(Collection entries)
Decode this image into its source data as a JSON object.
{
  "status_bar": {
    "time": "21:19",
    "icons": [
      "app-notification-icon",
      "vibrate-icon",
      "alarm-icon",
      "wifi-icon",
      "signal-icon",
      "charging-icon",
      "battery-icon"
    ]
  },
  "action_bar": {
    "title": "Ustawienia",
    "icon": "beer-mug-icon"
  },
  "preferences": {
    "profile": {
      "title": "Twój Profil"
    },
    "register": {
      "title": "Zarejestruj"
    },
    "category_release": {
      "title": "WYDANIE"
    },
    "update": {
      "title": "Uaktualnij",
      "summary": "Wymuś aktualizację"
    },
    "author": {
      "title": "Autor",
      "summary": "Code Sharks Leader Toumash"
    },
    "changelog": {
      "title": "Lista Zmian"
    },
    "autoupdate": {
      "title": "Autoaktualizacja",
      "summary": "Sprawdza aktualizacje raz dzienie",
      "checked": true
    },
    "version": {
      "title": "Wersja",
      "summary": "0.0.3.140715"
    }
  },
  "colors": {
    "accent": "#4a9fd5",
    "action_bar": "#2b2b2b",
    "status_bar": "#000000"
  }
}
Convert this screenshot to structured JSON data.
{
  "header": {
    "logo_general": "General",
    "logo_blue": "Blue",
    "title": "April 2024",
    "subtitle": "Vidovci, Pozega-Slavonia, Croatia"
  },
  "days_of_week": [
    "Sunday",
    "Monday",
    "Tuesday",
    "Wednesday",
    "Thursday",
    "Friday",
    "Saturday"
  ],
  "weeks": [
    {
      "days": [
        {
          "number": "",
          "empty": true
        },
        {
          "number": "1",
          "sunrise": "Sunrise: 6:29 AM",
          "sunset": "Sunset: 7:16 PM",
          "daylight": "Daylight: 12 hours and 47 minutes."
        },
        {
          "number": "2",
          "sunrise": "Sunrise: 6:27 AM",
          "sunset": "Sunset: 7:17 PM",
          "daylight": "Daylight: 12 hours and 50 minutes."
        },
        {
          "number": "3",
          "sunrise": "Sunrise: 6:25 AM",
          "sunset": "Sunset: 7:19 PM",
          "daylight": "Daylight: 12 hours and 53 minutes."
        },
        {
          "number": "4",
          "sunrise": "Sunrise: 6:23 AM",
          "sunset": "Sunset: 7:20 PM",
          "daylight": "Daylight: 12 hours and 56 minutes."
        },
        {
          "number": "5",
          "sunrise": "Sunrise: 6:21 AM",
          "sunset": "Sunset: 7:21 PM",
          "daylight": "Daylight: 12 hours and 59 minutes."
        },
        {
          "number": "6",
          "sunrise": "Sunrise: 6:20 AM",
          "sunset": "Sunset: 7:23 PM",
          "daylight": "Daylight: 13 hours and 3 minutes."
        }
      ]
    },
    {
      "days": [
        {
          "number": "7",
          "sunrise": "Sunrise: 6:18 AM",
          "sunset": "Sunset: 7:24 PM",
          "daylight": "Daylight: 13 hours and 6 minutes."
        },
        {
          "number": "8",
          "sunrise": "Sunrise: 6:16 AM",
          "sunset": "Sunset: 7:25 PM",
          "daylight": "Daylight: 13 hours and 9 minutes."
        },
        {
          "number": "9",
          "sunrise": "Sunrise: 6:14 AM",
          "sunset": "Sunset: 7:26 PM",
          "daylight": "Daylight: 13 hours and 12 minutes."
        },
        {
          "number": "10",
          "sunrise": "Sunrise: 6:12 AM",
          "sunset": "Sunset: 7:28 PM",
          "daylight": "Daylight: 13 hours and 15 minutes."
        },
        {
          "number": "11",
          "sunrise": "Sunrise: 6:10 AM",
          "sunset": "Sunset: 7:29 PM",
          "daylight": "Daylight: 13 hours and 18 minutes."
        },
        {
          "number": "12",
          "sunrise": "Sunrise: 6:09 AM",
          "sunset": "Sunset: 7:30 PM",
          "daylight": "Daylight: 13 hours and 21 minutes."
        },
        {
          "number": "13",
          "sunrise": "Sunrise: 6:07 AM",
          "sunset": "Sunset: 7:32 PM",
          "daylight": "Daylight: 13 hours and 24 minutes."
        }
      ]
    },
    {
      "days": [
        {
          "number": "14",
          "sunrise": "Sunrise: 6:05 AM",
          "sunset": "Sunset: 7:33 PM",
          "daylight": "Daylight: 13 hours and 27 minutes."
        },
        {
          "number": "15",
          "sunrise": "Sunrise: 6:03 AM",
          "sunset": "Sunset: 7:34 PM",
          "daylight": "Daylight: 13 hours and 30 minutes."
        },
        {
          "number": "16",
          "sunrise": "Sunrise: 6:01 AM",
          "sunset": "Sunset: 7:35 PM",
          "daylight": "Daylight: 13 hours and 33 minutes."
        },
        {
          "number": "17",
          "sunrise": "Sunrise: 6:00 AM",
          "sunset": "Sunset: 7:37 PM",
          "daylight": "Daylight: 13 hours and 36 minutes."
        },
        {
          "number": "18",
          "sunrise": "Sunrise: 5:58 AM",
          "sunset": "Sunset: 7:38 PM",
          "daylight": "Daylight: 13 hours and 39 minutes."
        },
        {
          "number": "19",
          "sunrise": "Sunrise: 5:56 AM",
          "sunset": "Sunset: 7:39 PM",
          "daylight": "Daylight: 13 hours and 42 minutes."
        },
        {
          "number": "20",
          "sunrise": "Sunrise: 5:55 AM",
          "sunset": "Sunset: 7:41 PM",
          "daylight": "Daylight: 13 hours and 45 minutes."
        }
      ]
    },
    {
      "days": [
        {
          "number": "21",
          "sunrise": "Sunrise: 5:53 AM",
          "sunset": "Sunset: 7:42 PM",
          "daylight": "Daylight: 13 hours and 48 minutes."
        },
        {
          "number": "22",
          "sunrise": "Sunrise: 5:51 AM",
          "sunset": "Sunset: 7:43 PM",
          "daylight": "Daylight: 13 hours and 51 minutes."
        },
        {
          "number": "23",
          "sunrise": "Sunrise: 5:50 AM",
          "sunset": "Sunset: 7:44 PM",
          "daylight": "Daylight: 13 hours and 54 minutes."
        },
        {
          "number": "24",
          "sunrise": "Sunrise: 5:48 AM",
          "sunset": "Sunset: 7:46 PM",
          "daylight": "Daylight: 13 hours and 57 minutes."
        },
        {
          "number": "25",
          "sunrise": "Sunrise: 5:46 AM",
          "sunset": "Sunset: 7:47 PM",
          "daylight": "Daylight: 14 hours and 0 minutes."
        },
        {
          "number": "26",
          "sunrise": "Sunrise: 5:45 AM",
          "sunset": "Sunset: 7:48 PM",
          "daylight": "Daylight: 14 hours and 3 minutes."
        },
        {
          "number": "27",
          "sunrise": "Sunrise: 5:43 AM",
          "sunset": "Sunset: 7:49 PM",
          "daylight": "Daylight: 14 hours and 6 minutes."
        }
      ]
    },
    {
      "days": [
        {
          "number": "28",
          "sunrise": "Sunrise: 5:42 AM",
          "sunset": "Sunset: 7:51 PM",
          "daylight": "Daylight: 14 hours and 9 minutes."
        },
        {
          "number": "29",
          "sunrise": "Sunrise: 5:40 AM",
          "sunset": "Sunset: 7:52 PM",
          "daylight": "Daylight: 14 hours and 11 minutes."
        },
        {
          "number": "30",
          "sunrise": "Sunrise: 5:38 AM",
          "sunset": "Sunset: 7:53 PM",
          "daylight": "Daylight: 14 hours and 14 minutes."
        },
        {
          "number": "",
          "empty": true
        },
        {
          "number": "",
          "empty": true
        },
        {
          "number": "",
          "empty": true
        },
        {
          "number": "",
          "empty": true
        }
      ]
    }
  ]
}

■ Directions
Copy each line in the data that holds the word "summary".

■ Task output
      "summary": "Wymuś aktualizację"
      "summary": "Code Sharks Leader Toumash"
      "summary": "Sprawdza aktualizacje raz dzienie",
      "summary": "0.0.3.140715"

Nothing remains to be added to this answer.